Content starts
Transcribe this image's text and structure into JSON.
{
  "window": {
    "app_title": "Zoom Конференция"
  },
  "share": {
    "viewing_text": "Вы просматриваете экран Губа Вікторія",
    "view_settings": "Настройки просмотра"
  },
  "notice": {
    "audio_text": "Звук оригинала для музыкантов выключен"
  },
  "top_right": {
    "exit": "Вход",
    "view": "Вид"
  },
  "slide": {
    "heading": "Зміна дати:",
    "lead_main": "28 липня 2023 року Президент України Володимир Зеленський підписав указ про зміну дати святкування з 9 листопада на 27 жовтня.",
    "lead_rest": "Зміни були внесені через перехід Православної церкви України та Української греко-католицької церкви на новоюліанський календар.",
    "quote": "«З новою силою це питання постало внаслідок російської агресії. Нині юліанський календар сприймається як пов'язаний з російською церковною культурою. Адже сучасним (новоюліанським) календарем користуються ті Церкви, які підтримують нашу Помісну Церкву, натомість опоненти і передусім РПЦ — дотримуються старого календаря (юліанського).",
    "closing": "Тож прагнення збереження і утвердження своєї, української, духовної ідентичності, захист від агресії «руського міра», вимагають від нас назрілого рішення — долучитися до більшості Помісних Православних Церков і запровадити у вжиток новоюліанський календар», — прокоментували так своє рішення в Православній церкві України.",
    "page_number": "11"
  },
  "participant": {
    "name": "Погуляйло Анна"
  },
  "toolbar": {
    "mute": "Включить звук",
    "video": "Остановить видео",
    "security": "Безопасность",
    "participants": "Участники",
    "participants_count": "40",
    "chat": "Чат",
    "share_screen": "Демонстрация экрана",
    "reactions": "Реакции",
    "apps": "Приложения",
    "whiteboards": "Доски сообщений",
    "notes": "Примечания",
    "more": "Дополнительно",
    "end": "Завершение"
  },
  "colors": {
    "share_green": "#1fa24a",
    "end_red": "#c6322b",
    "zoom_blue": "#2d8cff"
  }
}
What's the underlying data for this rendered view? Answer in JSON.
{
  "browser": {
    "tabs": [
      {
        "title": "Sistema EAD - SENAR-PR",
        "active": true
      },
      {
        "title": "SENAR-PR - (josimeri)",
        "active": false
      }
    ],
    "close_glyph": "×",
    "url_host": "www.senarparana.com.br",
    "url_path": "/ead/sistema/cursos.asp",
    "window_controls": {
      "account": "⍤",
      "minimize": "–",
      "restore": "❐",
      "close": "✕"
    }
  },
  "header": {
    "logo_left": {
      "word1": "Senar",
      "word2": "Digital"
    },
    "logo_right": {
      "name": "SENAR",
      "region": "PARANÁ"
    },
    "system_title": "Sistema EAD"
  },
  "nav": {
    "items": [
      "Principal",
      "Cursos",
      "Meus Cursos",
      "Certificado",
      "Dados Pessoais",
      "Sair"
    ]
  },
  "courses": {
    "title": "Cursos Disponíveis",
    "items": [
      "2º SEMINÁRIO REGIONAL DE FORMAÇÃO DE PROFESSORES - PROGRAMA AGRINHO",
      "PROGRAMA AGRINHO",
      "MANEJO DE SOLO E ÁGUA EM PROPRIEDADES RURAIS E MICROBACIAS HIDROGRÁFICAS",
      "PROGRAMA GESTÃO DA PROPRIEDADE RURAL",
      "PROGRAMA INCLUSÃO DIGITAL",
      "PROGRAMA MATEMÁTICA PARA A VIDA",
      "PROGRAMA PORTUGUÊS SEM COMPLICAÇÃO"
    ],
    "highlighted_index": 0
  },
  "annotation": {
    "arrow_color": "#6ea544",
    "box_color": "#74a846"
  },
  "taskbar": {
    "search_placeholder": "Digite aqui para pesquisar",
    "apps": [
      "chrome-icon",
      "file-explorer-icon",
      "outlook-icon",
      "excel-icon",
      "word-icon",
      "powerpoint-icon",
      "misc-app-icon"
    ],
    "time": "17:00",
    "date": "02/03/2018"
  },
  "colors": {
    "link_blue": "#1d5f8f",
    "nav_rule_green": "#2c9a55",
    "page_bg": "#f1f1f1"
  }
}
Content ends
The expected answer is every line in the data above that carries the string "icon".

Exercise result:
      "chrome-icon",
      "file-explorer-icon",
      "outlook-icon",
      "excel-icon",
      "word-icon",
      "powerpoint-icon",
      "misc-app-icon"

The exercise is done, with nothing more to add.